by Panagioti Tsolkas
This June, between June 14-17, Gainesville will be home to the fourth annual national gathering of a growing movement aimed at merging environmental justice and prison abolition into a unified force for shaping the world to come. In previous years, the Fight Toxic Prisons (FTP) Convergence succeeded in drawing several hundred participants from across the country. Previous locations included Washington DC, Texas and Pennsylvania.
The intersections of these two movements can be seen in a variety of ways, from a warming climate intensifying heat behind bars to dangerous levels and rising sea levels threatening coastal prisons with floods to land use issues including prisons being built on or near landfills, mining sites and listed EPA Superfund projects.
FTP’s first campaign focused on stopping a $444 million federal prisons from being built on a former mountaintop removal coal mine site. Today a similar battle is unfolding in North/Central Florida, where a proposed phosphate strip mine is seeking to operate approximately 10,000 acres of mining surrounding the Lake Butler Medical and Reception Center, also known as RMC. The RMC is already to home to ill prisoners. Operating a mine of this type could expose prisoners to increase air and water contamination.
As such, the topic of rural economy’s duel dependency on prisons and resource extraction will be among the discussions occurring over the weekend.
This year participants will have a full program of workshops, panels, music, networking and actions focused on ending toxic prison slavery.

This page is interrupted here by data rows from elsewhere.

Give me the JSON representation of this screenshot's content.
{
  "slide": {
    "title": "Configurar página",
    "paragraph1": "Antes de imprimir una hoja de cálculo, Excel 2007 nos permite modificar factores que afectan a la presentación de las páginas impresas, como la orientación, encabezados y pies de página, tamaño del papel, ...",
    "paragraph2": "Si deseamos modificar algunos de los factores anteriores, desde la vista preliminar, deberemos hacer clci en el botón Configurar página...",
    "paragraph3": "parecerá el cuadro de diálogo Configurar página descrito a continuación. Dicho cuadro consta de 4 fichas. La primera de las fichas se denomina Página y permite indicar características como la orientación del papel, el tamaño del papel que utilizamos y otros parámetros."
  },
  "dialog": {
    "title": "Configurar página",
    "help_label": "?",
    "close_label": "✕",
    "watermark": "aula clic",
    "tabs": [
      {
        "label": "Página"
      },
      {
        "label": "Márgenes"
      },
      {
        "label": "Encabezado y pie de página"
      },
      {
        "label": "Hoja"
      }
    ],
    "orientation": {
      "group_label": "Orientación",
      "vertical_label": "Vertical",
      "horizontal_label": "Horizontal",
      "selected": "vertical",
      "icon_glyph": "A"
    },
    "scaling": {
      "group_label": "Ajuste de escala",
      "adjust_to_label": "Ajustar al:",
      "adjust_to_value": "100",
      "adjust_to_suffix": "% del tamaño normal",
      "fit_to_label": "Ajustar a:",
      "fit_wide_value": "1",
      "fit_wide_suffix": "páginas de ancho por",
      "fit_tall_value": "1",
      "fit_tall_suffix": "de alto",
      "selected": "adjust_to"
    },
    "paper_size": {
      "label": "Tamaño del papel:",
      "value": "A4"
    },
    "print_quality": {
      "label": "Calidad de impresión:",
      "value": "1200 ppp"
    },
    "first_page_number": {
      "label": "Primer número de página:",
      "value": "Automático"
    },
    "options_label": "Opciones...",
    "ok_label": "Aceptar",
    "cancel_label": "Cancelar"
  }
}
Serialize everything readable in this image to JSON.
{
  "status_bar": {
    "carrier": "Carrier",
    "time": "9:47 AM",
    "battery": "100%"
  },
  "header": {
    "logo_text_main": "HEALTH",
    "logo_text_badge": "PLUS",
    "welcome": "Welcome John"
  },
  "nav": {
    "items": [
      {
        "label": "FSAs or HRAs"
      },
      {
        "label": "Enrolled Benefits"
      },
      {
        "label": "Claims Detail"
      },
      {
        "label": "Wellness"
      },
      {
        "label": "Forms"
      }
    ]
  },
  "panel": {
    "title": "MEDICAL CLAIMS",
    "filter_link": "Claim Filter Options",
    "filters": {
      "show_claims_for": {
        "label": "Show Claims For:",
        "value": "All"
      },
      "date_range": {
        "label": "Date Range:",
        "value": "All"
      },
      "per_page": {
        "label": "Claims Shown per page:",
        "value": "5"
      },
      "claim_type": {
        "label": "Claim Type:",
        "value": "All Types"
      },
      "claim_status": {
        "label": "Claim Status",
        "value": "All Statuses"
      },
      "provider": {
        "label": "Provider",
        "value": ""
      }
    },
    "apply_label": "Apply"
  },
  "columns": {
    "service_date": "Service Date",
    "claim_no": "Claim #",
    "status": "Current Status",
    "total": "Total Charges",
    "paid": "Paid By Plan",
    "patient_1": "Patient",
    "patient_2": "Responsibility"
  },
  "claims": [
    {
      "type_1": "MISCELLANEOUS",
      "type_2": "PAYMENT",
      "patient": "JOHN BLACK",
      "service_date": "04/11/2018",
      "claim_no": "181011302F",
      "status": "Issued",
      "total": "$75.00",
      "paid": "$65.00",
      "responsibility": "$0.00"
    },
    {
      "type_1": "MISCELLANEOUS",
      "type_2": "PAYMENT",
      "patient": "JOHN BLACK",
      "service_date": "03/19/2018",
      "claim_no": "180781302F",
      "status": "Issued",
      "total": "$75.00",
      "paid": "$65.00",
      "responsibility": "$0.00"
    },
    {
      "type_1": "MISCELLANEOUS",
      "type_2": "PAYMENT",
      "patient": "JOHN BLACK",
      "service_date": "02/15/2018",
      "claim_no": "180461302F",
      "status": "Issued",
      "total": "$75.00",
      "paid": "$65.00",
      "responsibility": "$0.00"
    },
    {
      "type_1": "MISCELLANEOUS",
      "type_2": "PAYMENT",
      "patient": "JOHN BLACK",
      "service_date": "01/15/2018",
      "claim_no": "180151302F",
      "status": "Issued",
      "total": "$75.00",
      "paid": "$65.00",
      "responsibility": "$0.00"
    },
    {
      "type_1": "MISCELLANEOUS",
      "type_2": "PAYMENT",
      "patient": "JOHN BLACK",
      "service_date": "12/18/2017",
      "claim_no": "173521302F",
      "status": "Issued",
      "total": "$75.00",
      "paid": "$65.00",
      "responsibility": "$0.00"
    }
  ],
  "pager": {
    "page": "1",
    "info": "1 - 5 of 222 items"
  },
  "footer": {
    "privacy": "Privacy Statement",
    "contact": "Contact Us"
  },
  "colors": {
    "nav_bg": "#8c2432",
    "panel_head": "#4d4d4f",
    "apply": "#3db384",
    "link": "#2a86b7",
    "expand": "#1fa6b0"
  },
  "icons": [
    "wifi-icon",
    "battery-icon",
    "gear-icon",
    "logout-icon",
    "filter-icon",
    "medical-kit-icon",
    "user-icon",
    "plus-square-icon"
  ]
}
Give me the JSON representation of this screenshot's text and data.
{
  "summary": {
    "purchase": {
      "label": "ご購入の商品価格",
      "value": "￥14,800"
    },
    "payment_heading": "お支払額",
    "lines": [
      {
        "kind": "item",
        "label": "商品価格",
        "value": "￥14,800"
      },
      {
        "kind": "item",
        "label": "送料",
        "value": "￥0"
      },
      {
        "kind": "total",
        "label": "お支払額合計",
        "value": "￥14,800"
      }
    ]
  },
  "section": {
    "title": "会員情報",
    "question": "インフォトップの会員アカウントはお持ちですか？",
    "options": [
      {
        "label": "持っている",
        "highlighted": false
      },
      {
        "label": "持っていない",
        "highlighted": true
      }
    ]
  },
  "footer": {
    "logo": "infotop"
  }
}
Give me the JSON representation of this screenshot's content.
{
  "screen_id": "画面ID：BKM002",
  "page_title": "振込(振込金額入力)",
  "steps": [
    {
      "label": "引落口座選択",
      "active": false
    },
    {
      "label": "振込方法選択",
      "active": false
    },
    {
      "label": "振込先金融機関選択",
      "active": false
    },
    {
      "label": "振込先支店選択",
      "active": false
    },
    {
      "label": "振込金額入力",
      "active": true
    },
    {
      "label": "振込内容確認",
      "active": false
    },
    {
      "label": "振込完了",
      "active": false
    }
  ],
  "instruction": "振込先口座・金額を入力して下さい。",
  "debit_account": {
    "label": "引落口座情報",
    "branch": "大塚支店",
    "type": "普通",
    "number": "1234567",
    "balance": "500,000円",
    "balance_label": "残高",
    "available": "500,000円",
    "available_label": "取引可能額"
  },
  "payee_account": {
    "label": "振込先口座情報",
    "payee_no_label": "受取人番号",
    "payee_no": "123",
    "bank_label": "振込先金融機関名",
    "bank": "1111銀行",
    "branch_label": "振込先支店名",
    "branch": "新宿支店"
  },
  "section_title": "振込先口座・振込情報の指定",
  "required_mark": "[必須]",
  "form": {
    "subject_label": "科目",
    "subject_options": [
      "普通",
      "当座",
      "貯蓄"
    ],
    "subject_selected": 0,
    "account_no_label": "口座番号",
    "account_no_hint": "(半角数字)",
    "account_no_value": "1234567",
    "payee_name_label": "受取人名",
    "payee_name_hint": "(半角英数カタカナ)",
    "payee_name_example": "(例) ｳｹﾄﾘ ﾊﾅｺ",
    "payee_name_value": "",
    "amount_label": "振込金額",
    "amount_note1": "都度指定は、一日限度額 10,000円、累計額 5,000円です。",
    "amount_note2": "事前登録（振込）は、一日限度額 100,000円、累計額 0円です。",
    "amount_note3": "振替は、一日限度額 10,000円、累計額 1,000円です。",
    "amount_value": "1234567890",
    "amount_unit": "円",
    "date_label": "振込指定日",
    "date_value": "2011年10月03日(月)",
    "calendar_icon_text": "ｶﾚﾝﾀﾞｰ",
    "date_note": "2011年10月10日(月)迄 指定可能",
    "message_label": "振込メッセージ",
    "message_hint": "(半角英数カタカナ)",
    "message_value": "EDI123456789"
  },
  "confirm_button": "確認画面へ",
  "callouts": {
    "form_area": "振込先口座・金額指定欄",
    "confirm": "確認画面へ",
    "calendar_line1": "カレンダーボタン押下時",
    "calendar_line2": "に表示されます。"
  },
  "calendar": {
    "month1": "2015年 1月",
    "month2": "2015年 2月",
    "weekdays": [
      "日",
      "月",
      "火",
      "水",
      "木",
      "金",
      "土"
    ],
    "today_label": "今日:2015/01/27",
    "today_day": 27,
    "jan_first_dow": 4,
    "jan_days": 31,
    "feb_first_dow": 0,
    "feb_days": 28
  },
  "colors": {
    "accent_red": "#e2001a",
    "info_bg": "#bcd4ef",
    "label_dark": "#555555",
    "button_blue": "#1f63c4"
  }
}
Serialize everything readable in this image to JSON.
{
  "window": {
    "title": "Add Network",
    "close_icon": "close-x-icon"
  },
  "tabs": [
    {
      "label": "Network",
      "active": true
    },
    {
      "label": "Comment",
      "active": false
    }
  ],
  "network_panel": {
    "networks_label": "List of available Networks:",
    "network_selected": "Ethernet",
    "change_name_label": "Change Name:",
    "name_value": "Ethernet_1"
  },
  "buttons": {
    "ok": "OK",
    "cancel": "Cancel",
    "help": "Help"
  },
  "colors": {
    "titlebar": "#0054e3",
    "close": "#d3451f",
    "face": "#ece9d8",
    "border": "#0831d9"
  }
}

It will be a chance for Alachua County locals to hear from activists all over the country, including recently released political prisoners Debbie and Michael Africa of the MOVE Organization.
Along with highlighting the voices of former prisoners, the convergence hosts call-ins from current prisoners who want to participate.
The weekend of events will coincide with local plans for celebrating Juneteenth, and build from local victories in cutting City and County ties to FDOC prison slave labor.
Friday of the Convergence weekend will kick off with a collaborative event at the Civic Media Center featuring a variety of musical genres as well as tabling and socializing to welcome visiting activists.
Organizers of the event are still welcoming proposals for speakers, panelists and workshops. Send them to FightToxicPrisons@gmail.com
To register for the Convergence, and learn about other FTP efforts around the country, check out: FightToxicPrisons.org D